• _EXERCISE AIM_
An exact copy of the records is needed; please leave the images out.

• _DATASET_
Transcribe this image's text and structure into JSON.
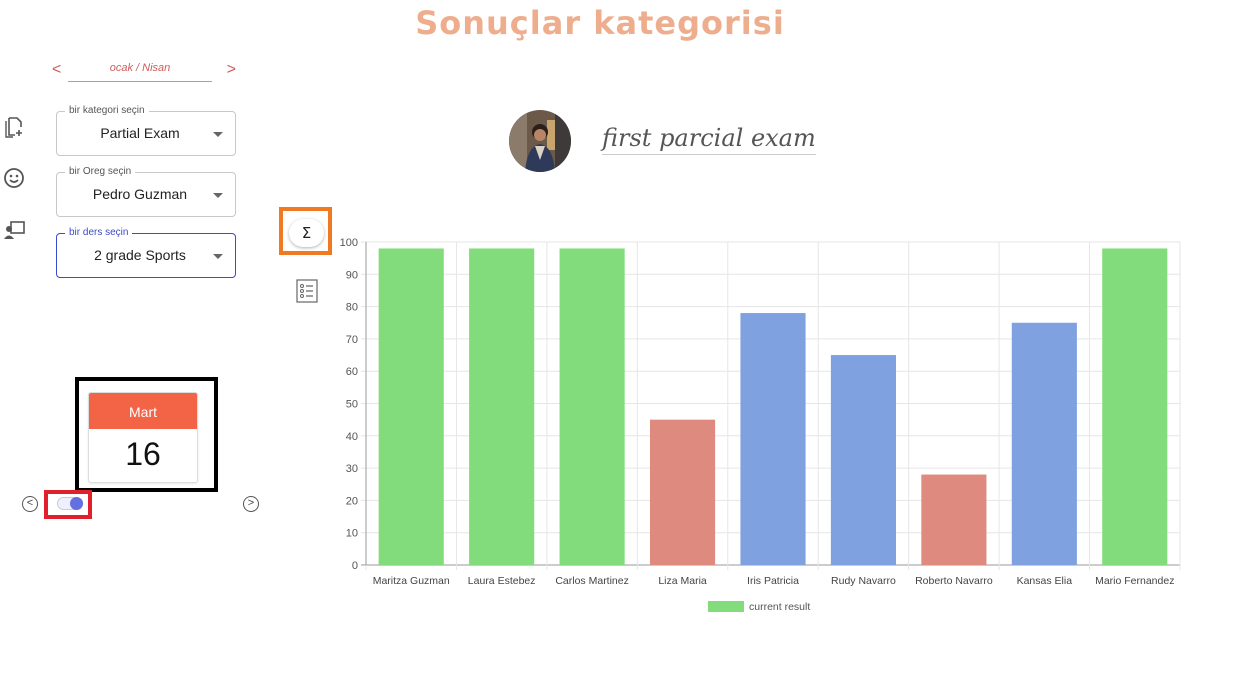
{
  "header": {
    "title": "Sonuçlar kategorisi"
  },
  "month_nav": {
    "prev": "<",
    "label": "ocak / Nisan",
    "next": ">"
  },
  "sidebar": {
    "icons": [
      "add-document-icon",
      "smiley-icon",
      "teacher-board-icon"
    ]
  },
  "filters": {
    "category": {
      "legend": "bir kategori seçin",
      "value": "Partial Exam"
    },
    "oreg": {
      "legend": "bir Oreg seçin",
      "value": "Pedro Guzman"
    },
    "course": {
      "legend": "bir ders seçin",
      "value": "2 grade Sports"
    }
  },
  "calendar": {
    "month": "Mart",
    "day": "16",
    "prev": "<",
    "next": ">"
  },
  "toggle": {
    "state": "on"
  },
  "tools": {
    "sigma_label": "Σ",
    "list_icon": "list-icon"
  },
  "exam": {
    "title": "first parcial exam"
  },
  "colors": {
    "green": "#83dc7c",
    "red": "#df8a7e",
    "blue": "#7fa1df",
    "title": "#eeae8e"
  },
  "chart_data": {
    "type": "bar",
    "categories": [
      "Maritza Guzman",
      "Laura Estebez",
      "Carlos Martinez",
      "Liza Maria",
      "Iris Patricia",
      "Rudy Navarro",
      "Roberto Navarro",
      "Kansas Elia",
      "Mario Fernandez"
    ],
    "series": [
      {
        "name": "current result",
        "values": [
          98,
          98,
          98,
          45,
          78,
          65,
          28,
          75,
          98
        ]
      }
    ],
    "bar_colors": [
      "green",
      "green",
      "green",
      "red",
      "blue",
      "blue",
      "red",
      "blue",
      "green"
    ],
    "ylim": [
      0,
      100
    ],
    "yticks": [
      0,
      10,
      20,
      30,
      40,
      50,
      60,
      70,
      80,
      90,
      100
    ],
    "grid": true,
    "legend": "bottom"
  }
}
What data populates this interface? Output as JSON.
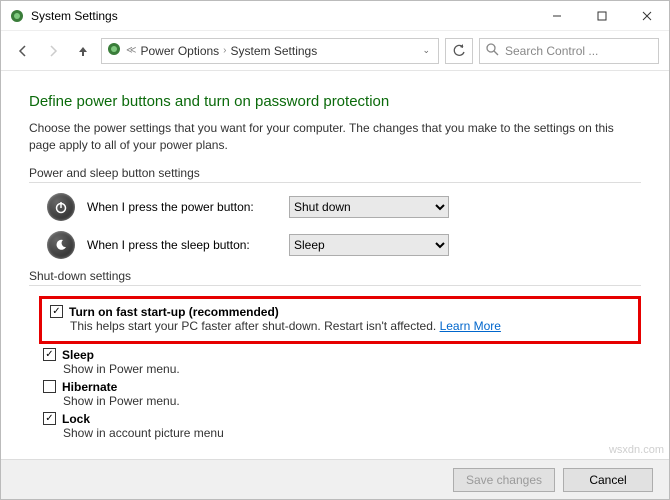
{
  "window": {
    "title": "System Settings"
  },
  "breadcrumb": {
    "item1": "Power Options",
    "item2": "System Settings"
  },
  "search": {
    "placeholder": "Search Control ..."
  },
  "page": {
    "heading": "Define power buttons and turn on password protection",
    "description": "Choose the power settings that you want for your computer. The changes that you make to the settings on this page apply to all of your power plans."
  },
  "section_power_sleep": {
    "title": "Power and sleep button settings",
    "power_button_label": "When I press the power button:",
    "power_button_value": "Shut down",
    "sleep_button_label": "When I press the sleep button:",
    "sleep_button_value": "Sleep"
  },
  "section_shutdown": {
    "title": "Shut-down settings",
    "fast_startup": {
      "checked": true,
      "label": "Turn on fast start-up (recommended)",
      "sub": "This helps start your PC faster after shut-down. Restart isn't affected. ",
      "link": "Learn More"
    },
    "sleep": {
      "checked": true,
      "label": "Sleep",
      "sub": "Show in Power menu."
    },
    "hibernate": {
      "checked": false,
      "label": "Hibernate",
      "sub": "Show in Power menu."
    },
    "lock": {
      "checked": true,
      "label": "Lock",
      "sub": "Show in account picture menu"
    }
  },
  "footer": {
    "save": "Save changes",
    "cancel": "Cancel"
  },
  "watermark": "wsxdn.com"
}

• _RESPONSE TO THE EXERCISE_
Transcribe this image's text and structure into JSON.
{
  "header": {
    "title": "Sonuçlar kategorisi"
  },
  "month_nav": {
    "prev": "<",
    "label": "ocak / Nisan",
    "next": ">"
  },
  "sidebar": {
    "icons": [
      "add-document-icon",
      "smiley-icon",
      "teacher-board-icon"
    ]
  },
  "filters": {
    "category": {
      "legend": "bir kategori seçin",
      "value": "Partial Exam"
    },
    "oreg": {
      "legend": "bir Oreg seçin",
      "value": "Pedro Guzman"
    },
    "course": {
      "legend": "bir ders seçin",
      "value": "2 grade Sports"
    }
  },
  "calendar": {
    "month": "Mart",
    "day": "16",
    "prev": "<",
    "next": ">"
  },
  "toggle": {
    "state": "on"
  },
  "tools": {
    "sigma_label": "Σ",
    "list_icon": "list-icon"
  },
  "exam": {
    "title": "first parcial exam"
  },
  "colors": {
    "green": "#83dc7c",
    "red": "#df8a7e",
    "blue": "#7fa1df",
    "title": "#eeae8e"
  },
  "chart_data": {
    "type": "bar",
    "categories": [
      "Maritza Guzman",
      "Laura Estebez",
      "Carlos Martinez",
      "Liza Maria",
      "Iris Patricia",
      "Rudy Navarro",
      "Roberto Navarro",
      "Kansas Elia",
      "Mario Fernandez"
    ],
    "series": [
      {
        "name": "current result",
        "values": [
          98,
          98,
          98,
          45,
          78,
          65,
          28,
          75,
          98
        ]
      }
    ],
    "bar_colors": [
      "green",
      "green",
      "green",
      "red",
      "blue",
      "blue",
      "red",
      "blue",
      "green"
    ],
    "ylim": [
      0,
      100
    ],
    "yticks": [
      0,
      10,
      20,
      30,
      40,
      50,
      60,
      70,
      80,
      90,
      100
    ],
    "grid": true,
    "legend": "bottom"
  }
}
What data populates this interface? Output as JSON.
{
  "window": {
    "title": "System Settings"
  },
  "breadcrumb": {
    "item1": "Power Options",
    "item2": "System Settings"
  },
  "search": {
    "placeholder": "Search Control ..."
  },
  "page": {
    "heading": "Define power buttons and turn on password protection",
    "description": "Choose the power settings that you want for your computer. The changes that you make to the settings on this page apply to all of your power plans."
  },
  "section_power_sleep": {
    "title": "Power and sleep button settings",
    "power_button_label": "When I press the power button:",
    "power_button_value": "Shut down",
    "sleep_button_label": "When I press the sleep button:",
    "sleep_button_value": "Sleep"
  },
  "section_shutdown": {
    "title": "Shut-down settings",
    "fast_startup": {
      "checked": true,
      "label": "Turn on fast start-up (recommended)",
      "sub": "This helps start your PC faster after shut-down. Restart isn't affected. ",
      "link": "Learn More"
    },
    "sleep": {
      "checked": true,
      "label": "Sleep",
      "sub": "Show in Power menu."
    },
    "hibernate": {
      "checked": false,
      "label": "Hibernate",
      "sub": "Show in Power menu."
    },
    "lock": {
      "checked": true,
      "label": "Lock",
      "sub": "Show in account picture menu"
    }
  },
  "footer": {
    "save": "Save changes",
    "cancel": "Cancel"
  },
  "watermark": "wsxdn.com"
}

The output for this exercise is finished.